Detective Harris arrives to find that the girl he questioned earlier in another case has been brutally murdered in the store’s elevator. As he searches for clues, the killer stays busy.

After Hours proves how effective camera work, spot on lighting and some on point suspense, via sound, can take a short film and really make it shine. Cinematographer William Schweikert gives us crisp images, even in the darkened shop, that focuses on the events without distraction.

The FX in the film pack a satisfying wallop that is just this side of brilliant. (Keep an eye out for it and see if you do not agree that it is more than effective.)

The lighting is used to set things up, as is the soundtrack itself, and Aguiar, who edited the film, puts it all together flawlessly.  The end result is a thriller cum horror film that delivers its punch very nicely.

Bill Oberst Jr. has over 164 credits under his belt and the actor brings a stamp of truth and authority to whatever role he plays. In this film, his portrayal of the detective with drive and a keen attention to detail makes the ending come across brilliantly.

Gabriel Lee, as Detective Cordova, projects a sense of realism in the few seconds he has on screen and Tracy Decresie screams the place down very convincingly. 

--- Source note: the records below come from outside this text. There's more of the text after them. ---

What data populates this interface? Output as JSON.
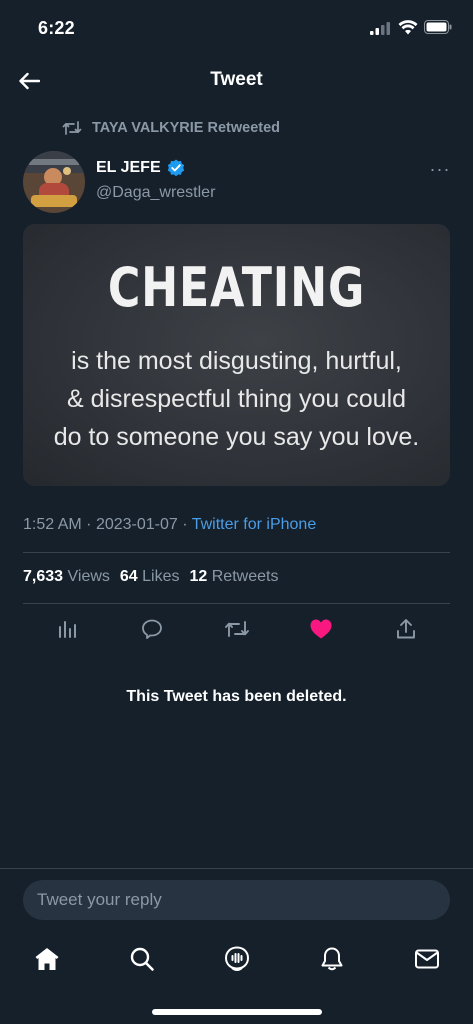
{
  "status_bar": {
    "time": "6:22"
  },
  "header": {
    "title": "Tweet"
  },
  "retweet_context": {
    "text": "TAYA VALKYRIE Retweeted"
  },
  "author": {
    "name": "EL JEFE",
    "handle": "@Daga_wrestler"
  },
  "tweet_image": {
    "heading": "CHEATING",
    "lines": [
      "is the most disgusting, hurtful,",
      "& disrespectful thing you could",
      "do to someone you say you love."
    ]
  },
  "meta": {
    "time": "1:52 AM",
    "date": "2023-01-07",
    "separator": "·",
    "source": "Twitter for iPhone"
  },
  "stats": {
    "views_count": "7,633",
    "views_label": "Views",
    "likes_count": "64",
    "likes_label": "Likes",
    "retweets_count": "12",
    "retweets_label": "Retweets"
  },
  "actions": [
    "analytics-icon",
    "reply-icon",
    "retweet-icon",
    "like-icon",
    "share-icon"
  ],
  "deleted_note": "This Tweet has been deleted.",
  "reply": {
    "placeholder": "Tweet your reply"
  },
  "tab_bar": [
    "home-icon",
    "search-icon",
    "spaces-icon",
    "notifications-icon",
    "messages-icon"
  ],
  "colors": {
    "background": "#15202b",
    "accent": "#1d9bf0",
    "link": "#4a9de6",
    "like": "#f91880",
    "muted": "#8b98a5"
  }
}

Aguiar pulls us in nicely and moves the tale along at a solid pace. This short horror thriller manages to deliver a one-two punch that surprises as much as it pleases. The build up to pay off is expertly done, so much so that even with a repeated viewing or two, the essence is still there.  Watching the film several times also allows the viewer a chance to catch all the clever nuances that Michael has “hidden” in the movie.

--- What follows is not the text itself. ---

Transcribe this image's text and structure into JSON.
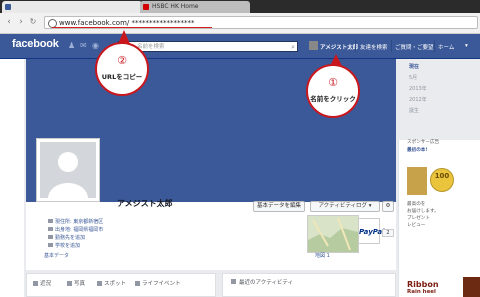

The director recommends watching After Hours “in a darkened room.” He also suggests wearing earphones to enhance the experience. His advice is sound (pun intended) but watching the film without the tips still entertains and has an impressive scare factor.

After Hours is still on the festival circuit and will, no doubt, garner some excellent reviews from horror fans and critics alike. Film’s like these are what the short film category was invented for. Succinct, punchy and clever this film earns a full 5 stars for effectiveness and an O. Henry flavour that delights.

Have a look at the trailer for a taste of this nigh-on perfect offering: